ACTION ITEM -
Down to the final line, write out the material beneath exactly, without pictures.

□ □ □ □ □

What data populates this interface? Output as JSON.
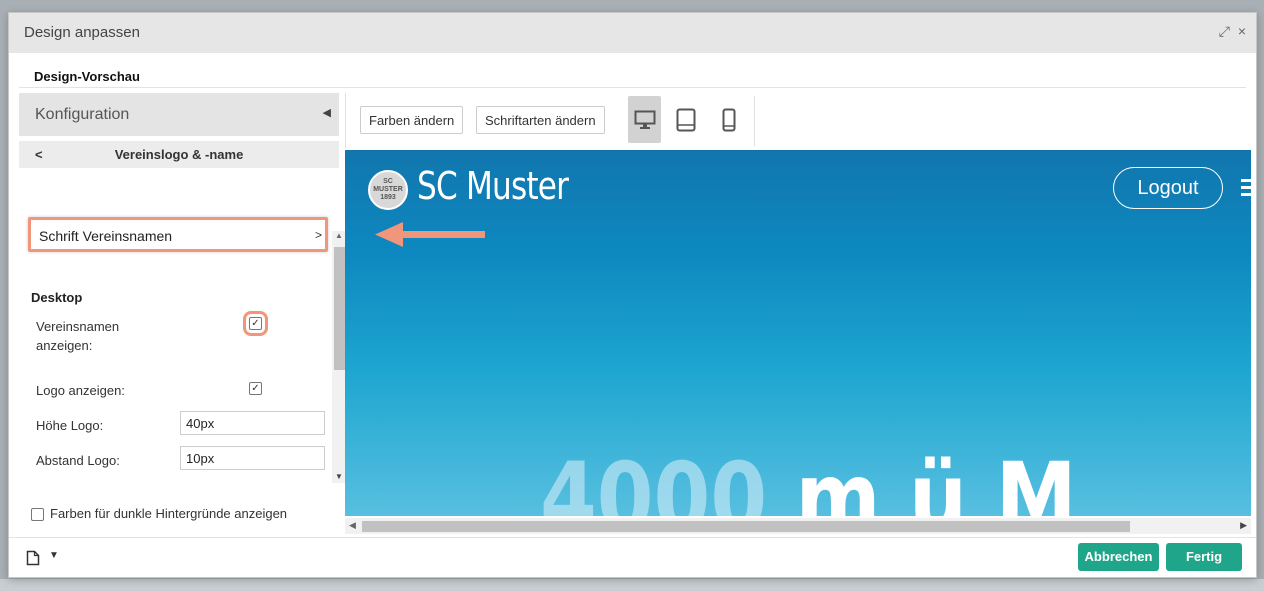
{
  "dialog": {
    "title": "Design anpassen",
    "expand_icon": "⤢",
    "close_icon": "×"
  },
  "preview_section": {
    "heading": "Design-Vorschau"
  },
  "config": {
    "header": "Konfiguration",
    "collapse_arrow": "◀",
    "back": "<",
    "subheader": "Vereinslogo & -name",
    "font_row": {
      "label": "Schrift Vereinsnamen",
      "chevron": ">"
    },
    "desktop_heading": "Desktop",
    "show_club_name": {
      "label": "Vereinsnamen anzeigen:",
      "checked": true
    },
    "show_logo": {
      "label": "Logo anzeigen:",
      "checked": true
    },
    "logo_height": {
      "label": "Höhe Logo:",
      "value": "40px"
    },
    "logo_spacing": {
      "label": "Abstand Logo:",
      "value": "10px"
    },
    "dark_colors": {
      "label": "Farben für dunkle Hintergründe anzeigen",
      "checked": false
    }
  },
  "toolbar": {
    "colors_button": "Farben ändern",
    "fonts_button": "Schriftarten ändern",
    "devices": [
      {
        "name": "desktop",
        "active": true
      },
      {
        "name": "tablet",
        "active": false
      },
      {
        "name": "mobile",
        "active": false
      }
    ]
  },
  "preview": {
    "logo_text": "SC MUSTER 1893",
    "club_name": "SC Muster",
    "logout": "Logout",
    "big_text_faded": "4000",
    "big_text": "m ü M"
  },
  "footer": {
    "cancel": "Abbrechen",
    "done": "Fertig"
  },
  "colors": {
    "highlight": "#f0967a",
    "primary_button": "#1fa68a"
  }
}
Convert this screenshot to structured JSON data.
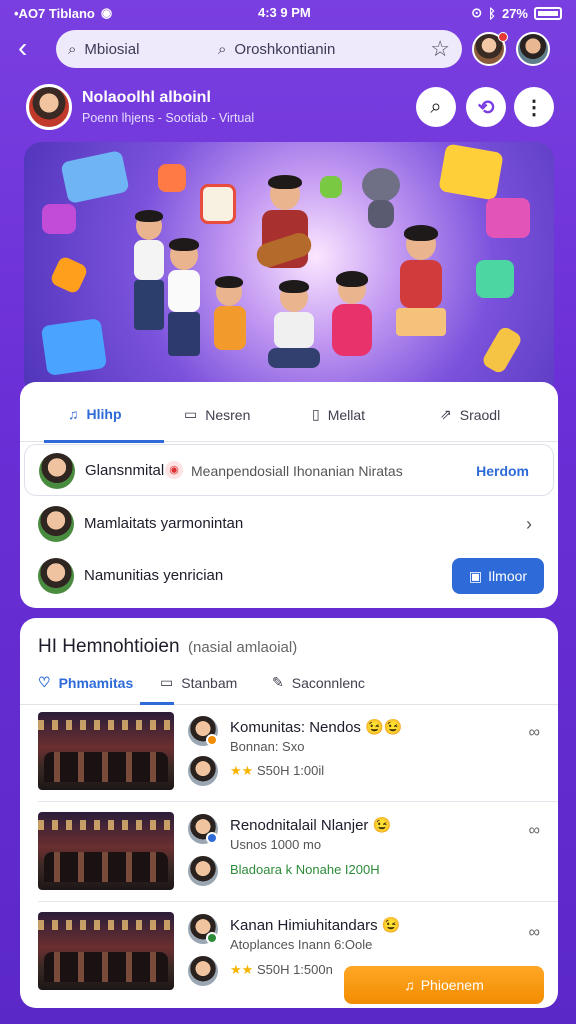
{
  "status_bar": {
    "carrier": "•AO7 Tiblano",
    "time": "4:3 9 PM",
    "battery": "27%"
  },
  "search": {
    "left_text": "Mbiosial",
    "right_text": "Oroshkontianin"
  },
  "profile": {
    "name": "Nolaoolhl alboinl",
    "subtitle": "Poenn lhjens - Sootiab - Virtual"
  },
  "tabs": [
    {
      "label": "Hlihp",
      "icon": "music-icon"
    },
    {
      "label": "Nesren",
      "icon": "chat-icon"
    },
    {
      "label": "Mellat",
      "icon": "phone-icon"
    },
    {
      "label": "Sraodl",
      "icon": "share-icon"
    }
  ],
  "list": [
    {
      "title": "Glansnmital",
      "detail": "Meanpendosiall Ihonanian Niratas",
      "action": "Herdom"
    },
    {
      "title": "Mamlaitats yarmonintan"
    },
    {
      "title": "Namunitias yenrician",
      "button": "Ilmoor"
    }
  ],
  "section": {
    "title": "HI Hemnohtioien",
    "subtitle": "(nasial amlaoial)",
    "tabs": [
      {
        "label": "Phmamitas",
        "icon": "heart-icon"
      },
      {
        "label": "Stanbam",
        "icon": "chat-icon"
      },
      {
        "label": "Saconnlenc",
        "icon": "edit-icon"
      }
    ]
  },
  "items": [
    {
      "name": "Komunitas: Nendos",
      "emoji": "😉😉",
      "line2": "Bonnan: Sxo",
      "line3": "S50H 1:00il",
      "stars": "★★"
    },
    {
      "name": "Renodnitalail Nlanjer",
      "emoji": "😉",
      "line2": "Usnos 1000 mo",
      "line3": "Bladoara k Nonahe I200H"
    },
    {
      "name": "Kanan Himiuhitandars",
      "emoji": "😉",
      "line2": "Atoplances Inann 6:Oole",
      "line3": "S50H 1:500n",
      "stars": "★★"
    }
  ],
  "bottom_button": "Phioenem",
  "colors": {
    "accent": "#2f6bd8",
    "brand": "#6a2fd6",
    "orange": "#f28c00"
  }
}
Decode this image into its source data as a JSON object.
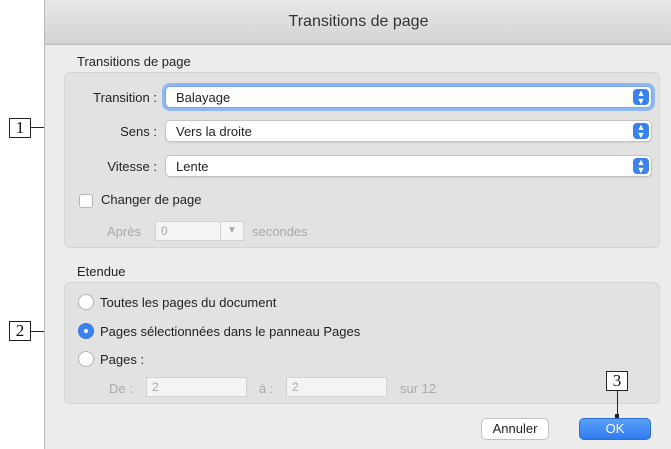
{
  "window": {
    "title": "Transitions de page"
  },
  "transitions_group": {
    "title": "Transitions de page",
    "transition": {
      "label": "Transition :",
      "value": "Balayage"
    },
    "sens": {
      "label": "Sens :",
      "value": "Vers la droite"
    },
    "vitesse": {
      "label": "Vitesse :",
      "value": "Lente"
    },
    "changer_page": {
      "label": "Changer de page",
      "checked": false
    },
    "apres": {
      "label": "Après",
      "value": "0",
      "unit": "secondes"
    }
  },
  "etendue_group": {
    "title": "Etendue",
    "options": [
      {
        "label": "Toutes les pages du document",
        "selected": false
      },
      {
        "label": "Pages sélectionnées dans le panneau Pages",
        "selected": true
      },
      {
        "label": "Pages :",
        "selected": false
      }
    ],
    "range": {
      "from_label": "De :",
      "from_value": "2",
      "to_label": "à :",
      "to_value": "2",
      "total": "sur 12"
    }
  },
  "buttons": {
    "cancel": "Annuler",
    "ok": "OK"
  },
  "callouts": {
    "one": "1",
    "two": "2",
    "three": "3"
  },
  "colors": {
    "accent": "#3b82f1",
    "dialog_bg": "#ececec"
  }
}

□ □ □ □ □

ANSWER FOR THIS EXERCISE -
What data populates this interface? Output as JSON.
{
  "dialog": {
    "title": "Design anpassen",
    "expand_icon": "⤢",
    "close_icon": "×"
  },
  "preview_section": {
    "heading": "Design-Vorschau"
  },
  "config": {
    "header": "Konfiguration",
    "collapse_arrow": "◀",
    "back": "<",
    "subheader": "Vereinslogo & -name",
    "font_row": {
      "label": "Schrift Vereinsnamen",
      "chevron": ">"
    },
    "desktop_heading": "Desktop",
    "show_club_name": {
      "label": "Vereinsnamen anzeigen:",
      "checked": true
    },
    "show_logo": {
      "label": "Logo anzeigen:",
      "checked": true
    },
    "logo_height": {
      "label": "Höhe Logo:",
      "value": "40px"
    },
    "logo_spacing": {
      "label": "Abstand Logo:",
      "value": "10px"
    },
    "dark_colors": {
      "label": "Farben für dunkle Hintergründe anzeigen",
      "checked": false
    }
  },
  "toolbar": {
    "colors_button": "Farben ändern",
    "fonts_button": "Schriftarten ändern",
    "devices": [
      {
        "name": "desktop",
        "active": true
      },
      {
        "name": "tablet",
        "active": false
      },
      {
        "name": "mobile",
        "active": false
      }
    ]
  },
  "preview": {
    "logo_text": "SC MUSTER 1893",
    "club_name": "SC Muster",
    "logout": "Logout",
    "big_text_faded": "4000",
    "big_text": "m ü M"
  },
  "footer": {
    "cancel": "Abbrechen",
    "done": "Fertig"
  },
  "colors": {
    "highlight": "#f0967a",
    "primary_button": "#1fa68a"
  }
}
Convert this screenshot to structured JSON data.
{
  "status_bar": {
    "carrier": "•AO7 Tiblano",
    "time": "4:3 9 PM",
    "battery": "27%"
  },
  "search": {
    "left_text": "Mbiosial",
    "right_text": "Oroshkontianin"
  },
  "profile": {
    "name": "Nolaoolhl alboinl",
    "subtitle": "Poenn lhjens - Sootiab - Virtual"
  },
  "tabs": [
    {
      "label": "Hlihp",
      "icon": "music-icon"
    },
    {
      "label": "Nesren",
      "icon": "chat-icon"
    },
    {
      "label": "Mellat",
      "icon": "phone-icon"
    },
    {
      "label": "Sraodl",
      "icon": "share-icon"
    }
  ],
  "list": [
    {
      "title": "Glansnmital",
      "detail": "Meanpendosiall Ihonanian Niratas",
      "action": "Herdom"
    },
    {
      "title": "Mamlaitats yarmonintan"
    },
    {
      "title": "Namunitias yenrician",
      "button": "Ilmoor"
    }
  ],
  "section": {
    "title": "HI Hemnohtioien",
    "subtitle": "(nasial amlaoial)",
    "tabs": [
      {
        "label": "Phmamitas",
        "icon": "heart-icon"
      },
      {
        "label": "Stanbam",
        "icon": "chat-icon"
      },
      {
        "label": "Saconnlenc",
        "icon": "edit-icon"
      }
    ]
  },
  "items": [
    {
      "name": "Komunitas: Nendos",
      "emoji": "😉😉",
      "line2": "Bonnan: Sxo",
      "line3": "S50H 1:00il",
      "stars": "★★"
    },
    {
      "name": "Renodnitalail Nlanjer",
      "emoji": "😉",
      "line2": "Usnos 1000 mo",
      "line3": "Bladoara k Nonahe I200H"
    },
    {
      "name": "Kanan Himiuhitandars",
      "emoji": "😉",
      "line2": "Atoplances Inann 6:Oole",
      "line3": "S50H 1:500n",
      "stars": "★★"
    }
  ],
  "bottom_button": "Phioenem",
  "colors": {
    "accent": "#2f6bd8",
    "brand": "#6a2fd6",
    "orange": "#f28c00"
  }
}
Decode this image into its source data as a JSON object.
{
  "window": {
    "title": "Transitions de page"
  },
  "transitions_group": {
    "title": "Transitions de page",
    "transition": {
      "label": "Transition :",
      "value": "Balayage"
    },
    "sens": {
      "label": "Sens :",
      "value": "Vers la droite"
    },
    "vitesse": {
      "label": "Vitesse :",
      "value": "Lente"
    },
    "changer_page": {
      "label": "Changer de page",
      "checked": false
    },
    "apres": {
      "label": "Après",
      "value": "0",
      "unit": "secondes"
    }
  },
  "etendue_group": {
    "title": "Etendue",
    "options": [
      {
        "label": "Toutes les pages du document",
        "selected": false
      },
      {
        "label": "Pages sélectionnées dans le panneau Pages",
        "selected": true
      },
      {
        "label": "Pages :",
        "selected": false
      }
    ],
    "range": {
      "from_label": "De :",
      "from_value": "2",
      "to_label": "à :",
      "to_value": "2",
      "total": "sur 12"
    }
  },
  "buttons": {
    "cancel": "Annuler",
    "ok": "OK"
  },
  "callouts": {
    "one": "1",
    "two": "2",
    "three": "3"
  },
  "colors": {
    "accent": "#3b82f1",
    "dialog_bg": "#ececec"
  }
}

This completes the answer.